In today’s workforce, the people you hire have a big impact on what your company can achieve both creatively and financially. We have a feeling you probably already know this—that’s why you’re looking for ways to get even better people through your doors through enhanced collaboration with your co-workers.
One of the key challenges with launching and maintaining a successful employee referral program is getting executive buy-in. So we have a little bit of a problem. Recruiters can see the value in getting referrals, but it’s not always easy to get everyone on board with setting up (and participating in) a referral program.
If executives don’t understand the value of the program, they won’t give it their support, so we should start with showing the data and then relating the data to the contribution expected to the company.
Even with the best will in the world, a referral strategy can’t be rubber-stamped without getting key executives on board. The solution? You need to dust off some data and use it to sell the benefits of referrals to senior staff.
Here are some tips on the sorts of themes you can cover in order to get your senior team excited:
Return on investment - Hiring, training and retaining people costs money, so naturally every executive team wants their staff to be firing on all cylinders for as long as possible. You could refer to Employee Lifetime Value (ELTV) in your nifty PowerPoint presentation; this basically refers to an employee’s output levels relative to how long they spend with the company. A smart referral policy means a new hire will take less time to get up to speed; they’ll have a higher performance ceiling; and they’ll stay for longer at the peak of their powers.
More time to get on with work - Recruiting staff is often labour-intensive and expensive. We all know about the high cost-per-hire of getting new staff on board, but what about the ‘opportunity loss’ of pulling existing staff away from their jobs? It takes time to conduct an interview and test candidates, but a smart and focused referral process can reduce the likelihood of a long, drawn-out search.
Cross-functional collaboration - The referral process is an opportunity for different personnel to collaborate where ordinarily this might not happen.
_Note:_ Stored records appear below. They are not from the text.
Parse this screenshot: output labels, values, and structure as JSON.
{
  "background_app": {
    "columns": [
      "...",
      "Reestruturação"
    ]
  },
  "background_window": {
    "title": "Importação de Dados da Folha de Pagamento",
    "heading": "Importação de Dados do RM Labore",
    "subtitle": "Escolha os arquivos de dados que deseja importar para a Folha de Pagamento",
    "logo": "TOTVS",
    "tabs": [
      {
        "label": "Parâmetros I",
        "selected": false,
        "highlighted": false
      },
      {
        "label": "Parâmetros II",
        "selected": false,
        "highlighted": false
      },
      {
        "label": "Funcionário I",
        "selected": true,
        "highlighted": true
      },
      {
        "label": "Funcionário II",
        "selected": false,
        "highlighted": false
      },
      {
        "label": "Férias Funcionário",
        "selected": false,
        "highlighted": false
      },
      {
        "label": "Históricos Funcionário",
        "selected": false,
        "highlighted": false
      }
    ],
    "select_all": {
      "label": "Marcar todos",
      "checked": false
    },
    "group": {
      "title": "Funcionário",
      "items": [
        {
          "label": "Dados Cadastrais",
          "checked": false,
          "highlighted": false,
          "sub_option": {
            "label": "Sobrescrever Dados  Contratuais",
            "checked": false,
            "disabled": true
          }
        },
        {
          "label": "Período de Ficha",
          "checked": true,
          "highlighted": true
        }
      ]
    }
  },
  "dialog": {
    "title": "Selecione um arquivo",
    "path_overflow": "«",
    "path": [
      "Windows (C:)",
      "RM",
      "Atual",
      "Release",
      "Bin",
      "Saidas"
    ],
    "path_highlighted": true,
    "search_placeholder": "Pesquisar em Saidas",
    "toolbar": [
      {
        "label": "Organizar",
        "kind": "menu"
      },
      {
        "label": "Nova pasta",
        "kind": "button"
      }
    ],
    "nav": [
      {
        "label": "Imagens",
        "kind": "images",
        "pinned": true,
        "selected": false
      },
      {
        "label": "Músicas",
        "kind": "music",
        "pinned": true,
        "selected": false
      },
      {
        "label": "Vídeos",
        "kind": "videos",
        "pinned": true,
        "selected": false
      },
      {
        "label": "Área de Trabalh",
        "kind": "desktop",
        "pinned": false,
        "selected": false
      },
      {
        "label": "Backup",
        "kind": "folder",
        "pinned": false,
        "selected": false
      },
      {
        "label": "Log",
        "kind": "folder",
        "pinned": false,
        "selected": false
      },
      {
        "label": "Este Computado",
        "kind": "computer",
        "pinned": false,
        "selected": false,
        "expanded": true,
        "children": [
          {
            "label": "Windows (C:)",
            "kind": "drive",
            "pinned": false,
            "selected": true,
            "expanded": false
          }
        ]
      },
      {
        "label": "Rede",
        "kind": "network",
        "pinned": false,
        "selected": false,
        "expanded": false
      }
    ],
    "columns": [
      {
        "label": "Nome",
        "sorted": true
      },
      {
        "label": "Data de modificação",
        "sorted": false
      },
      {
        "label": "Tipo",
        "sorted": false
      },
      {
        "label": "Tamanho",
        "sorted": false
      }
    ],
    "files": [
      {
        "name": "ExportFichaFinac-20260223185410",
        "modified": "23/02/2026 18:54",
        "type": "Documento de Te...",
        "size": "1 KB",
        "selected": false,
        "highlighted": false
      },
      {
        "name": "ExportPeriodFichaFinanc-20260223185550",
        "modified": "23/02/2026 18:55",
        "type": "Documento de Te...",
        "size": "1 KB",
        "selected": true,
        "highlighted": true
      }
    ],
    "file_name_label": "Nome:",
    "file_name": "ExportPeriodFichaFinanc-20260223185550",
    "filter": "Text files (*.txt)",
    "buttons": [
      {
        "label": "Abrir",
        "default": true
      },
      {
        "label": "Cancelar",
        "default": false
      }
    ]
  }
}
For example, a product manager might refer a backend engineer, or a sales manager might refer a superhero. By spelling out the benefits of bonding as a team, your leadership team may be persuaded that the road to glory is paved with Intrro.
You may share these referrals stats to persuade them more.